Cryptocurrencies are a new, exciting, and rapidly growing asset class. The problem is that they're not treated like other assets and for the most part competent estate planning has not been implemented in most portfolios.

Ask yourself, do you know what will happen to your crypto if something happens to you? Are they held with a broker, like Coinbase or Binance, or are they held in a private wallet?

Due to its anonymity and risk, traditional estate planning documents, including a Last Will and Testament and Trust Agreement are not well-suited to affect a transfer of cryptocurrency. Not only must a practitioner examine where digital assets exist online and how the cryptocurrency will be accessed/transferred to the beneficiaries, but they must also ensure that there is specific language included in the client’s estate plan which permit fiduciaries to access and manage the cryptocurrency.

Moreover, it is particularly important to document your cryptocurrency holdings with your estate planning attorney. Consideration must be made to ensure that assets are not lost following the owner’s death and can ultimately be distributed to intended beneficiaries. If an owner dies without passing on their private key, or if a key is discarded after death, heirs may ultimately discover the assets, but be unable to access them.

Whether you have $100 in your crypto wallet or keep a lifetime’s worth of crypto savings stowed offline in cold storage, you should have a plan to help your next of kin access the money in case you die. An unknown amount of Bitcoin — which has max of 21 million coins — is likely already lost forever, due to buyers who have died without a clear plan for succession and handling of their digital assets.

There are many real-life examples of this:

In 2019, the founder of Canada's largest crypto exchange Gerald Cotten's unexpected death led to a shock wave when his wife told the investors that the private customer keys to $135 million in cryptocurrency were only with Cotten.

In another incident, James Howells from the United Kingdom who had mined 7,500 Bitcoins and stored them on the hard drive of his laptop, were lost when he inadvertently threw away the hard drive while cleaning his home in 2013. According to today's price, those bitcoins are worth approximately $255 million.

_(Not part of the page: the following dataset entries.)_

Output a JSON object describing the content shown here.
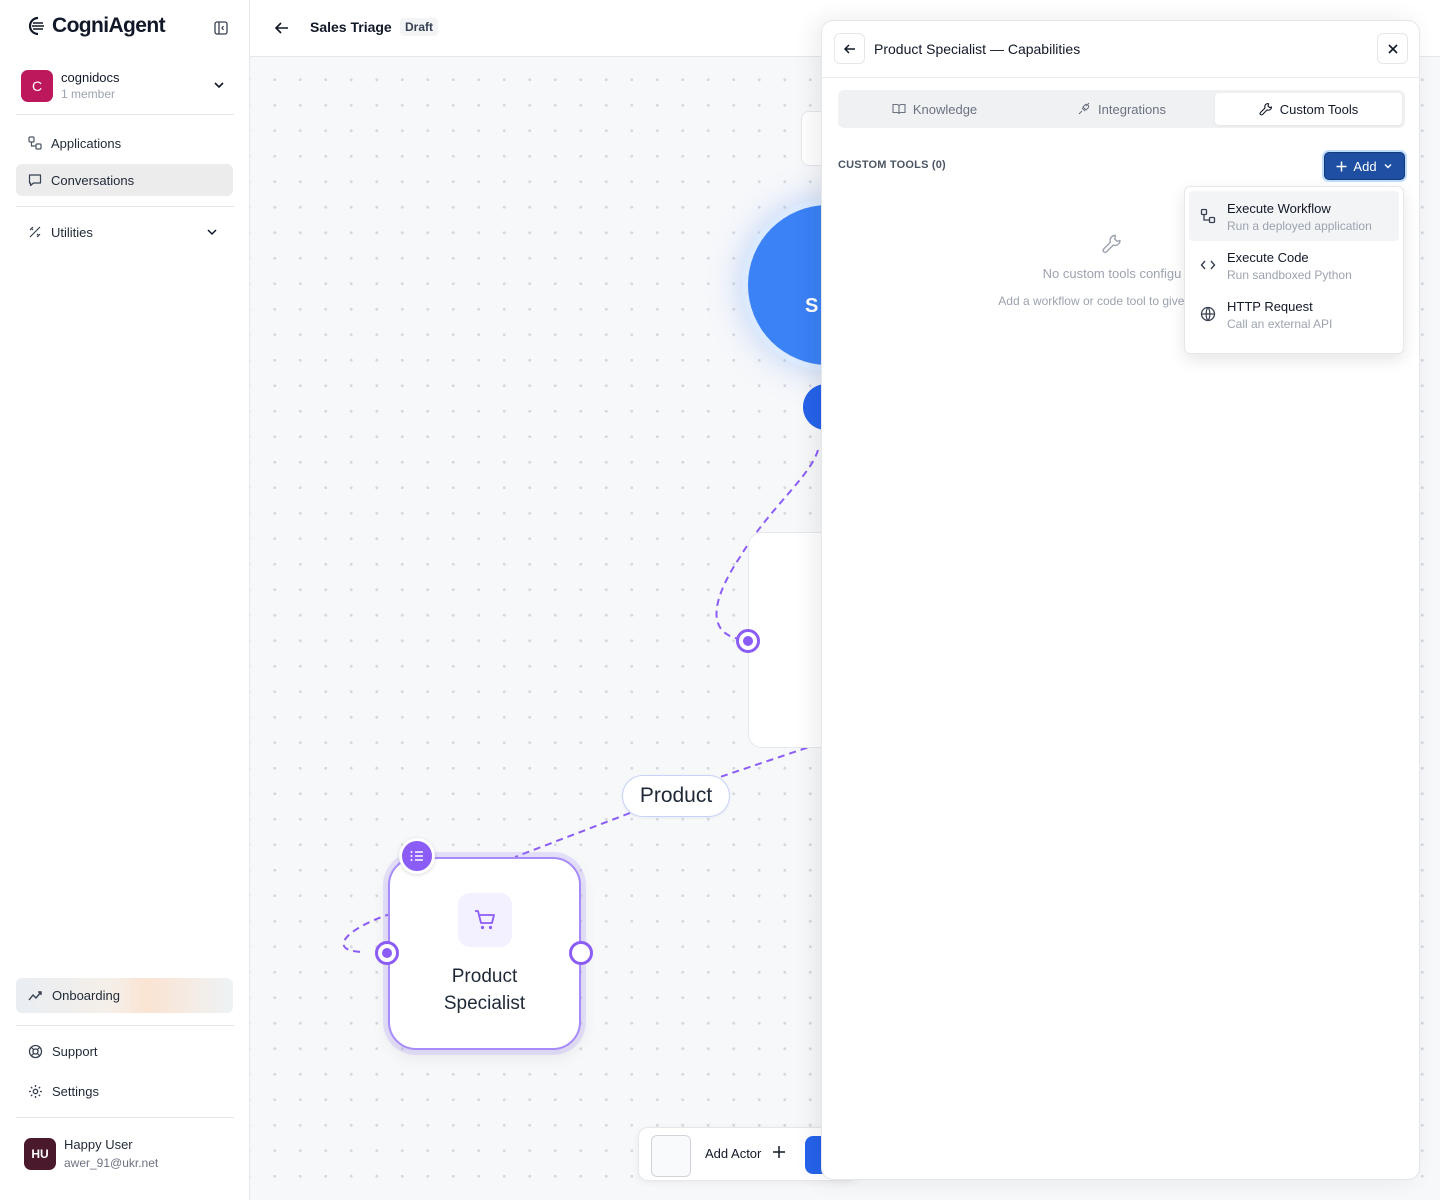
{
  "app": {
    "name": "CogniAgent"
  },
  "org": {
    "initial": "C",
    "name": "cognidocs",
    "members": "1 member"
  },
  "nav": {
    "applications": "Applications",
    "conversations": "Conversations",
    "utilities": "Utilities",
    "onboarding": "Onboarding",
    "support": "Support",
    "settings": "Settings"
  },
  "user": {
    "initials": "HU",
    "name": "Happy User",
    "email": "awer_91@ukr.net"
  },
  "header": {
    "title": "Sales Triage",
    "badge": "Draft"
  },
  "canvas": {
    "edge_label": "Product",
    "node_title_line1": "Product",
    "node_title_line2": "Specialist",
    "partial_node_text": "S",
    "add_actor_label": "Add Actor"
  },
  "panel": {
    "title": "Product Specialist — Capabilities",
    "tabs": [
      {
        "label": "Knowledge",
        "icon": "book-icon"
      },
      {
        "label": "Integrations",
        "icon": "plug-icon"
      },
      {
        "label": "Custom Tools",
        "icon": "wrench-icon",
        "active": true
      }
    ],
    "section_label": "CUSTOM TOOLS (0)",
    "add_button": "Add",
    "empty_title": "No custom tools configu",
    "empty_subtitle": "Add a workflow or code tool to give this act"
  },
  "dropdown": {
    "items": [
      {
        "title": "Execute Workflow",
        "subtitle": "Run a deployed application",
        "icon": "workflow-icon"
      },
      {
        "title": "Execute Code",
        "subtitle": "Run sandboxed Python",
        "icon": "code-icon"
      },
      {
        "title": "HTTP Request",
        "subtitle": "Call an external API",
        "icon": "globe-icon"
      }
    ]
  },
  "colors": {
    "accent": "#8b5cf6",
    "primary_button": "#1e4fa3",
    "node_blue": "#3b82f6",
    "org_avatar": "#be185d"
  }
}
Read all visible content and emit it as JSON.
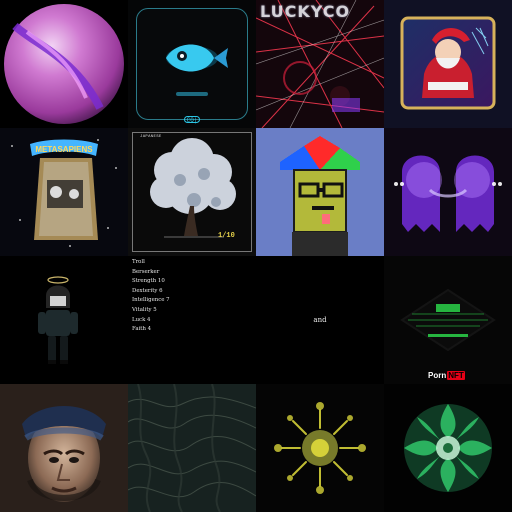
{
  "tiles": [
    {
      "id": "marble-orb",
      "kind": "artwork"
    },
    {
      "id": "fish-card",
      "kind": "artwork",
      "badge": "CO|"
    },
    {
      "id": "lucky-lines",
      "kind": "artwork",
      "title": "LUCKYCO"
    },
    {
      "id": "santa-card",
      "kind": "artwork"
    },
    {
      "id": "metasapiens",
      "kind": "artwork",
      "title": "METASAPIENS"
    },
    {
      "id": "snow-tree",
      "kind": "artwork",
      "label": "JAPANESE",
      "edition": "1/10"
    },
    {
      "id": "pixel-character",
      "kind": "artwork"
    },
    {
      "id": "purple-ghosts",
      "kind": "artwork"
    },
    {
      "id": "doll-figure",
      "kind": "artwork"
    },
    {
      "id": "character-stats",
      "kind": "text"
    },
    {
      "id": "and-text",
      "kind": "text"
    },
    {
      "id": "porn-nft",
      "kind": "artwork"
    },
    {
      "id": "bandana-portrait",
      "kind": "artwork"
    },
    {
      "id": "marble-texture",
      "kind": "artwork"
    },
    {
      "id": "yellow-mandala",
      "kind": "artwork"
    },
    {
      "id": "green-mandala",
      "kind": "artwork"
    }
  ],
  "stats": {
    "race": "Troll",
    "class": "Berserker",
    "lines": [
      "Strength 10",
      "Dexterity 6",
      "Intelligence 7",
      "Vitality 5",
      "Luck 4",
      "Faith 4"
    ]
  },
  "and_text": "and",
  "porn_nft": {
    "left": "Porn",
    "right": "NFT"
  },
  "colors": {
    "orb": "#c466c6",
    "fish": "#38c9ef",
    "lucky_lines": "#ff3a52",
    "pixel_bg": "#6a7ec6",
    "ghost": "#a44dff",
    "porn_red": "#e60016",
    "mandala_yellow": "#d5d139",
    "mandala_green": "#31c66a"
  }
}
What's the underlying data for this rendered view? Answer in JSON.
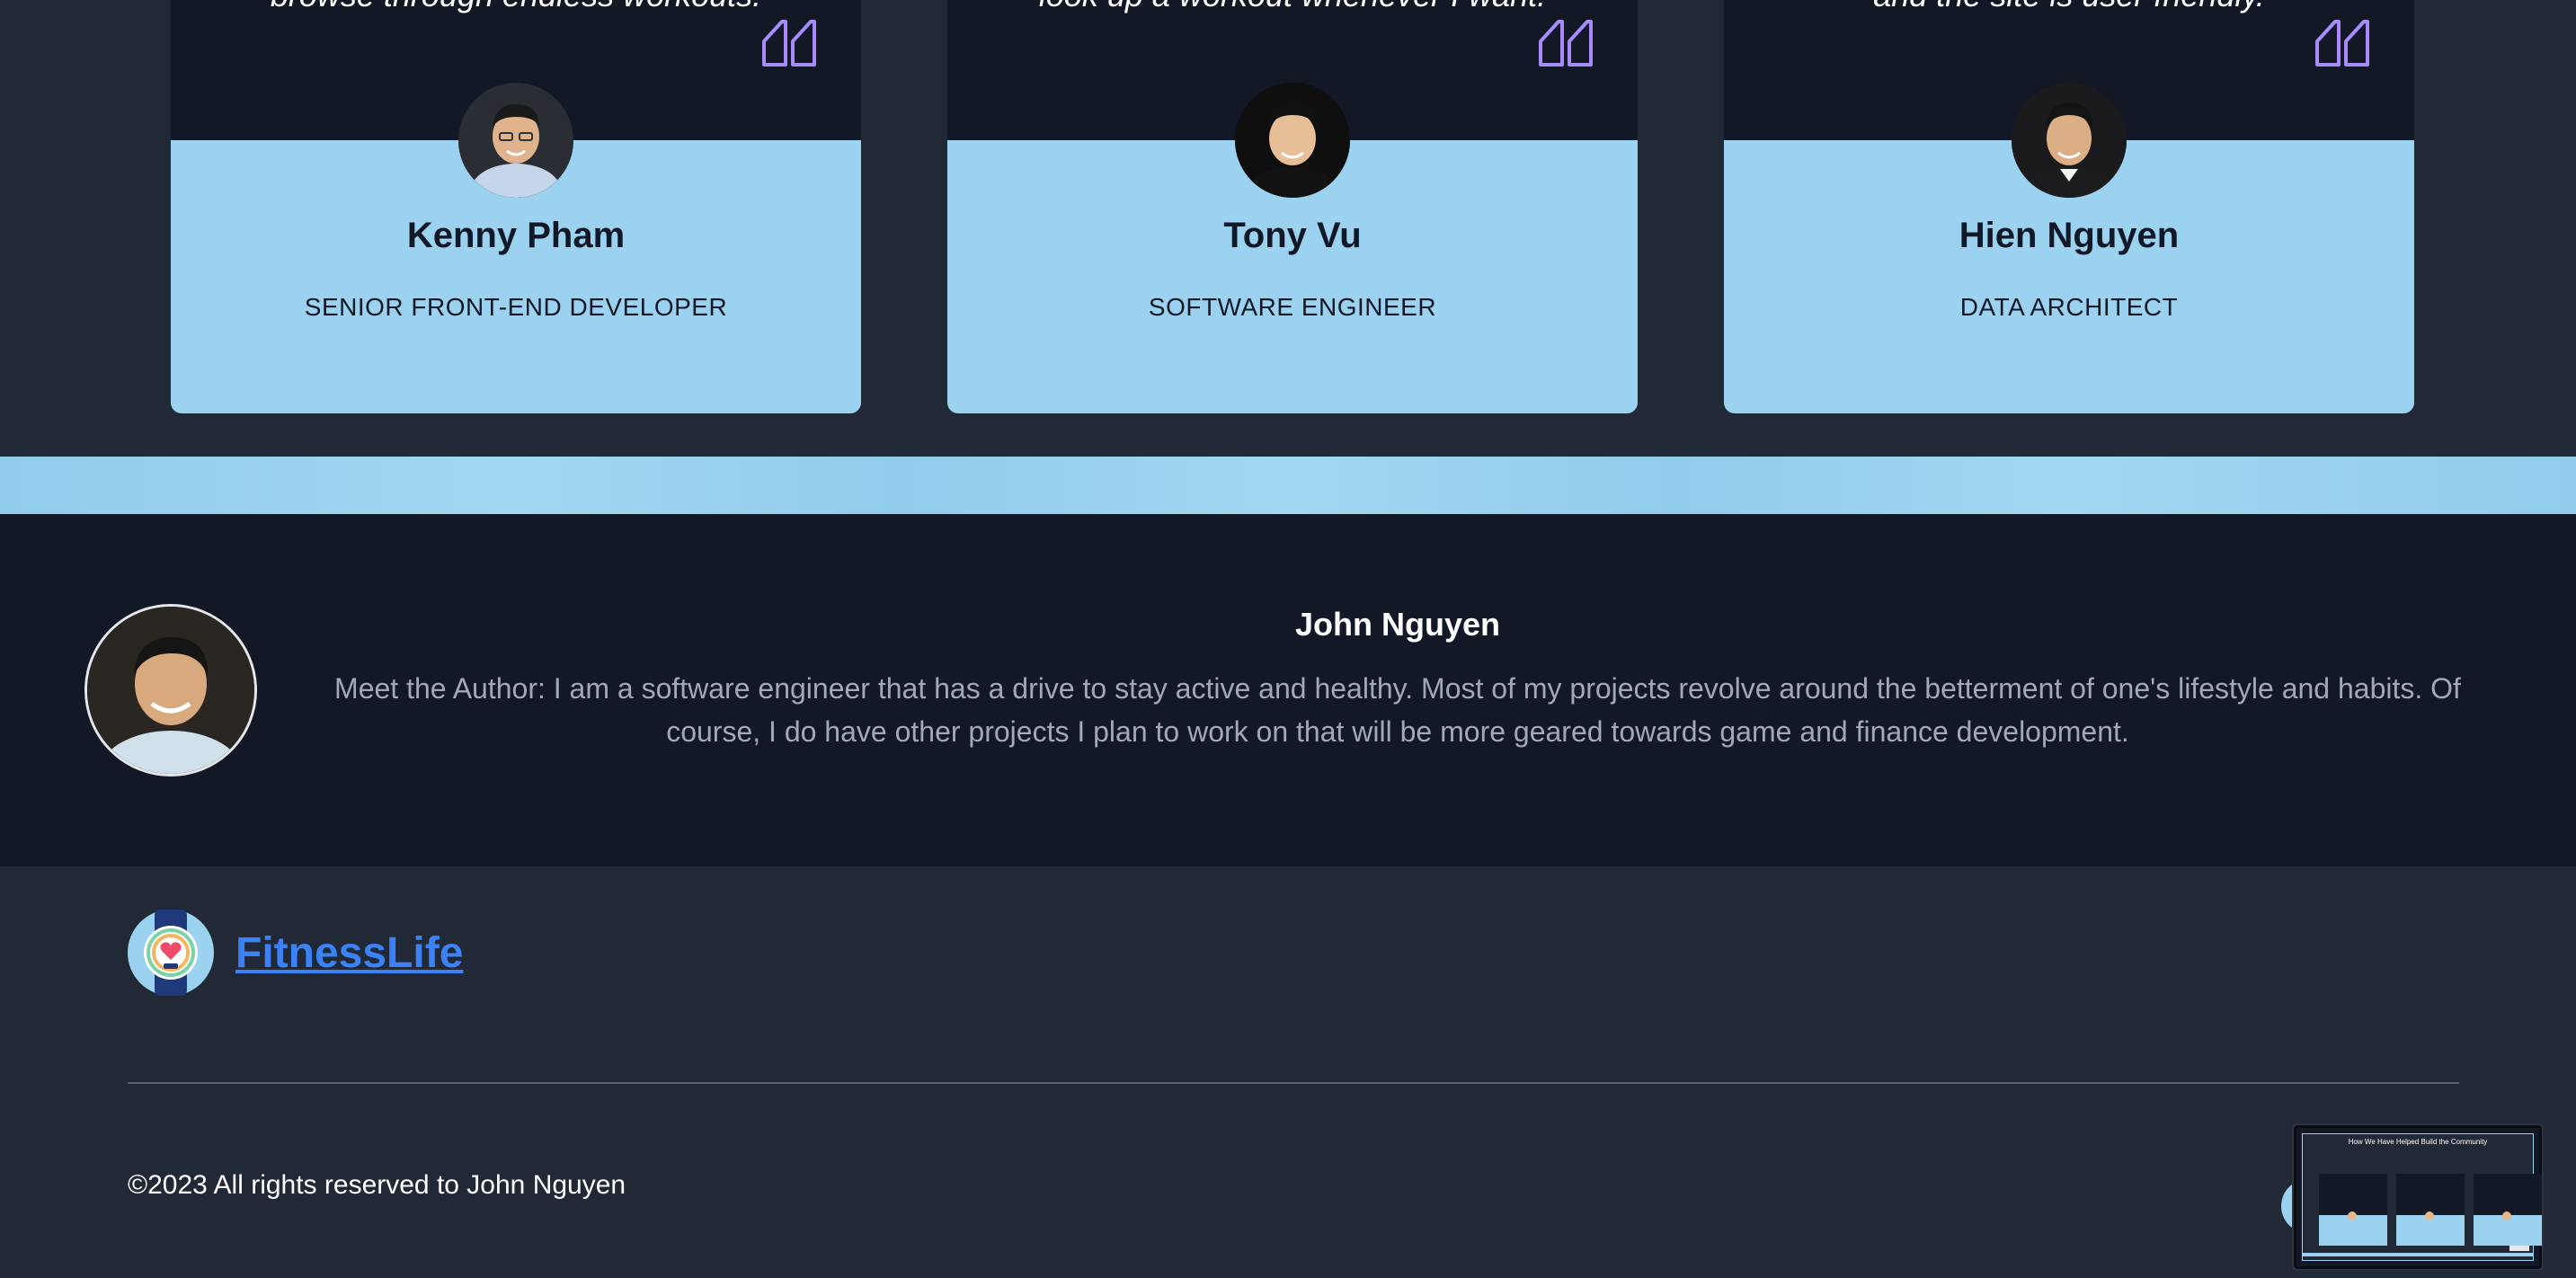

In total, nearly $30 billion worth of Bitcoin has been lost to date, according to Coincover

Don’t let your hard work and competent investing go to waste. When it is time for your assets to be distributed be prepared.

If you found this interesting, subscribe to our blog. More articles on Cryptocurrency are coming, including important tax information.